Dataset rows describing interfaces
--- --- ---
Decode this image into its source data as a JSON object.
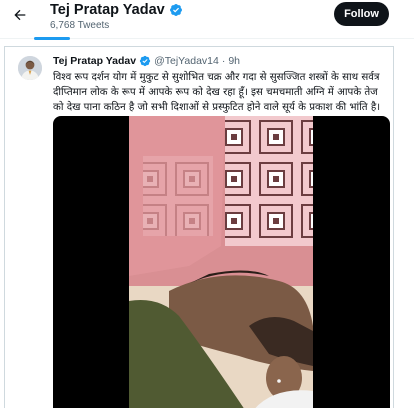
{
  "header": {
    "name": "Tej Pratap Yadav",
    "tweet_count": "6,768 Tweets",
    "follow_label": "Follow"
  },
  "tweet": {
    "author_name": "Tej Pratap Yadav",
    "handle": "@TejYadav14",
    "separator": "·",
    "time": "9h",
    "text": "विश्व रूप दर्शन योग में मुकुट से सुशोभित चक्र और गदा से सुसज्जित शस्त्रों के साथ सर्वत्र दीप्तिमान लोक के रूप में आपके रूप को देख रहा हूँ। इस चमचमाती अग्नि में आपके तेज को देख पाना कठिन है जो सभी दिशाओं से प्रस्फुटित होने वाले सूर्य के प्रकाश की भांति है।"
  },
  "icons": {
    "back": "arrow-left-icon",
    "verified": "verified-badge-icon"
  },
  "colors": {
    "accent": "#1d9bf0",
    "follow_bg": "#0f1419",
    "secondary_text": "#536471",
    "border": "#cfd9de"
  }
}
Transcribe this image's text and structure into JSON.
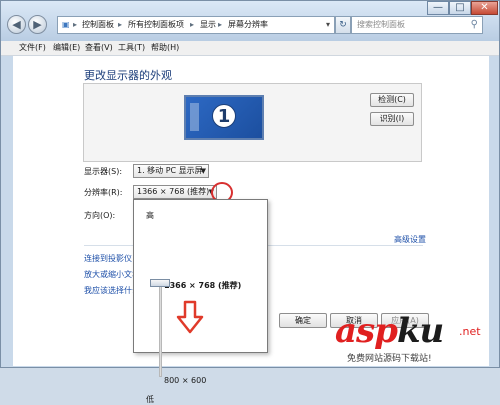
{
  "window": {
    "address": {
      "crumbs": [
        "控制面板",
        "所有控制面板项",
        "显示",
        "屏幕分辨率"
      ],
      "separator": "▸"
    },
    "search_placeholder": "搜索控制面板",
    "controls": {
      "minimize": "—",
      "maximize": "□",
      "close": "✕"
    }
  },
  "menu": [
    "文件(F)",
    "编辑(E)",
    "查看(V)",
    "工具(T)",
    "帮助(H)"
  ],
  "main": {
    "heading": "更改显示器的外观",
    "monitor_number": "1",
    "detect_button": "检测(C)",
    "identify_button": "识别(I)",
    "display_label": "显示器(S):",
    "display_value": "1. 移动 PC 显示屏",
    "resolution_label": "分辨率(R):",
    "resolution_value": "1366 × 768 (推荐)",
    "orientation_label": "方向(O):",
    "advanced_link": "高级设置",
    "links": [
      "连接到投影仪 (",
      "放大或缩小文本",
      "我应该选择什么"
    ],
    "ok": "确定",
    "cancel": "取消",
    "apply": "应用(A)"
  },
  "popup": {
    "high": "高",
    "low": "低",
    "top_option": "1366 × 768 (推荐)",
    "bottom_option": "800 × 600"
  },
  "watermark": {
    "text_a": "asp",
    "text_k": "ku",
    "net": ".net",
    "sub": "免费网站源码下载站!"
  },
  "colors": {
    "accent_red": "#e02020",
    "link_blue": "#1d4fa8",
    "heading_blue": "#1b3d7a"
  }
}
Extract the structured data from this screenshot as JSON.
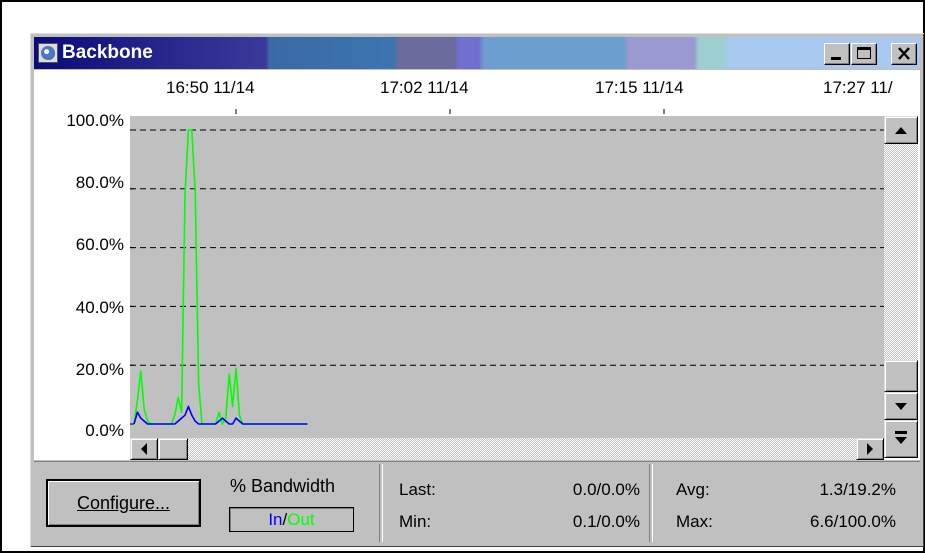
{
  "window": {
    "title": "Backbone",
    "controls": {
      "minimize_icon": "minimize-icon",
      "maximize_icon": "maximize-icon",
      "close_icon": "close-icon"
    }
  },
  "time_axis": {
    "labels": [
      "16:50 11/14",
      "17:02 11/14",
      "17:15 11/14",
      "17:27 11/"
    ]
  },
  "chart_data": {
    "type": "line",
    "y_ticks": [
      "100.0%",
      "80.0%",
      "60.0%",
      "40.0%",
      "20.0%",
      "0.0%"
    ],
    "ylim": [
      0,
      100
    ],
    "grid": true,
    "background": "#c0c0c0",
    "series": [
      {
        "name": "In",
        "color": "#0000ff",
        "values": [
          0,
          4,
          2,
          1,
          0,
          0,
          0,
          0,
          0,
          0,
          0,
          0,
          0,
          1,
          2,
          3,
          6,
          3,
          1,
          0,
          0,
          0,
          0,
          0,
          0,
          1,
          2,
          1,
          0,
          0,
          2,
          1,
          0,
          0,
          0,
          0,
          0,
          0,
          0,
          0,
          0,
          0,
          0,
          0,
          0,
          0,
          0,
          0,
          0,
          0,
          0,
          0
        ]
      },
      {
        "name": "Out",
        "color": "#00ff00",
        "values": [
          0,
          8,
          18,
          5,
          1,
          0,
          0,
          0,
          0,
          0,
          0,
          0,
          3,
          9,
          4,
          78,
          100,
          100,
          79,
          14,
          0,
          0,
          0,
          0,
          0,
          4,
          0,
          2,
          17,
          6,
          19,
          3,
          0,
          0,
          0,
          0,
          0,
          0,
          0,
          0,
          0,
          0,
          0,
          0,
          0,
          0,
          0,
          0,
          0,
          0,
          0,
          0
        ]
      }
    ]
  },
  "status": {
    "configure_label": "Configure...",
    "bandwidth_label": "% Bandwidth",
    "in_label": "In",
    "slash": "/",
    "out_label": "Out",
    "in_color": "#0000ff",
    "out_color": "#00ff00",
    "last_label": "Last:",
    "last_value": "0.0/0.0%",
    "min_label": "Min:",
    "min_value": "0.1/0.0%",
    "avg_label": "Avg:",
    "avg_value": "1.3/19.2%",
    "max_label": "Max:",
    "max_value": "6.6/100.0%"
  }
}
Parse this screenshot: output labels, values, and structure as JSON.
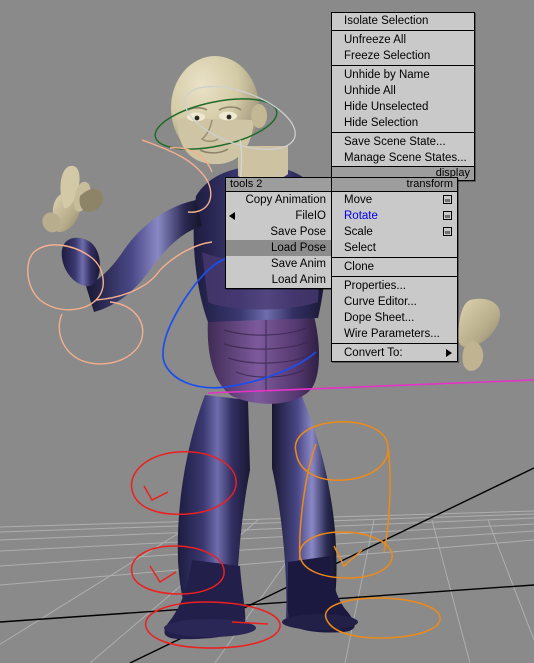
{
  "app": {
    "viewport_background": "#8a8a8a",
    "grid_color": "#bdbdbd",
    "axis_color": "#000000"
  },
  "quad_menus": {
    "display": {
      "title": "display",
      "title_position": "bottom",
      "items": [
        {
          "label": "Isolate Selection",
          "separator_after": true
        },
        {
          "label": "Unfreeze All"
        },
        {
          "label": "Freeze Selection",
          "separator_after": true
        },
        {
          "label": "Unhide by Name"
        },
        {
          "label": "Unhide All"
        },
        {
          "label": "Hide Unselected"
        },
        {
          "label": "Hide Selection",
          "separator_after": true
        },
        {
          "label": "Save Scene State..."
        },
        {
          "label": "Manage Scene States..."
        }
      ]
    },
    "tools2": {
      "title": "tools 2",
      "title_position": "top",
      "items": [
        {
          "label": "Copy Animation"
        },
        {
          "label": "FileIO",
          "submarker": "left-arrow"
        },
        {
          "label": "Save Pose"
        },
        {
          "label": "Load Pose",
          "highlighted": true
        },
        {
          "label": "Save Anim"
        },
        {
          "label": "Load Anim"
        }
      ]
    },
    "transform": {
      "title": "transform",
      "title_position": "top",
      "items": [
        {
          "label": "Move",
          "dialog_box": true
        },
        {
          "label": "Rotate",
          "dialog_box": true,
          "active": true
        },
        {
          "label": "Scale",
          "dialog_box": true
        },
        {
          "label": "Select",
          "separator_after": true
        },
        {
          "label": "Clone",
          "accel": "C",
          "separator_after": true
        },
        {
          "label": "Properties...",
          "accel": "P"
        },
        {
          "label": "Curve Editor...",
          "accel": "C"
        },
        {
          "label": "Dope Sheet...",
          "accel": "D"
        },
        {
          "label": "Wire Parameters...",
          "accel": "W",
          "separator_after": true
        },
        {
          "label": "Convert To:",
          "submarker": "right-arrow"
        }
      ]
    }
  },
  "scene": {
    "character": {
      "suit_color": "#2b2a58",
      "suit_highlight": "#6f6ea8",
      "abdomen_color": "#6a4a86",
      "skin_color": "#d8cfae",
      "skin_shadow": "#9d9377"
    },
    "helpers": [
      {
        "name": "head-rotation-gizmo",
        "color": "#1f6b2a"
      },
      {
        "name": "head-rotation-gizmo-alt",
        "color": "#cfcfcf"
      },
      {
        "name": "arm-bone-shapes",
        "color": "#f4b08e"
      },
      {
        "name": "spine-spline",
        "color": "#1a4ef0"
      },
      {
        "name": "pelvis-line",
        "color": "#e632c8"
      },
      {
        "name": "left-leg-shapes",
        "color": "#ee1f1f"
      },
      {
        "name": "right-leg-shapes",
        "color": "#ef8a16"
      }
    ]
  }
}
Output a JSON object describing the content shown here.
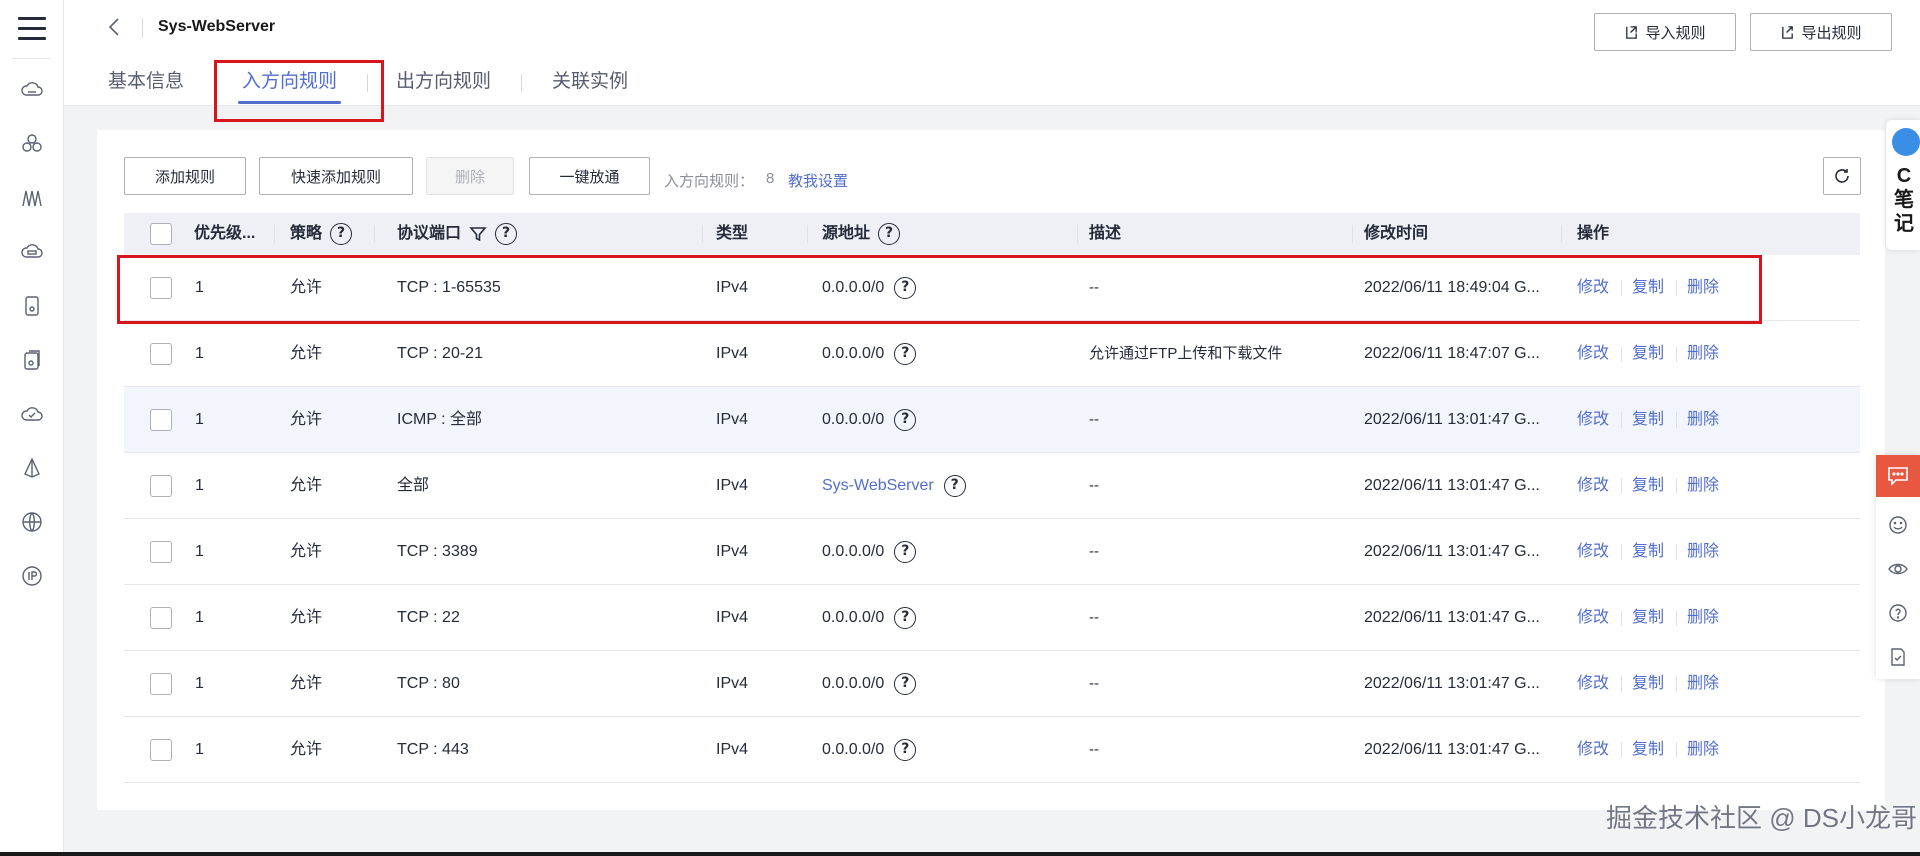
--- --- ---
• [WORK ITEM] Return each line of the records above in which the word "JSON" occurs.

• [TASK OUTPUT]
Decode this image into its source data as a JSON object.
Transcribe this image's text and structure into JSON.
Extract the structured data from this screenshot as JSON.
Parse this screenshot: output labels, values, and structure as JSON.
Output a JSON object describing the content shown here.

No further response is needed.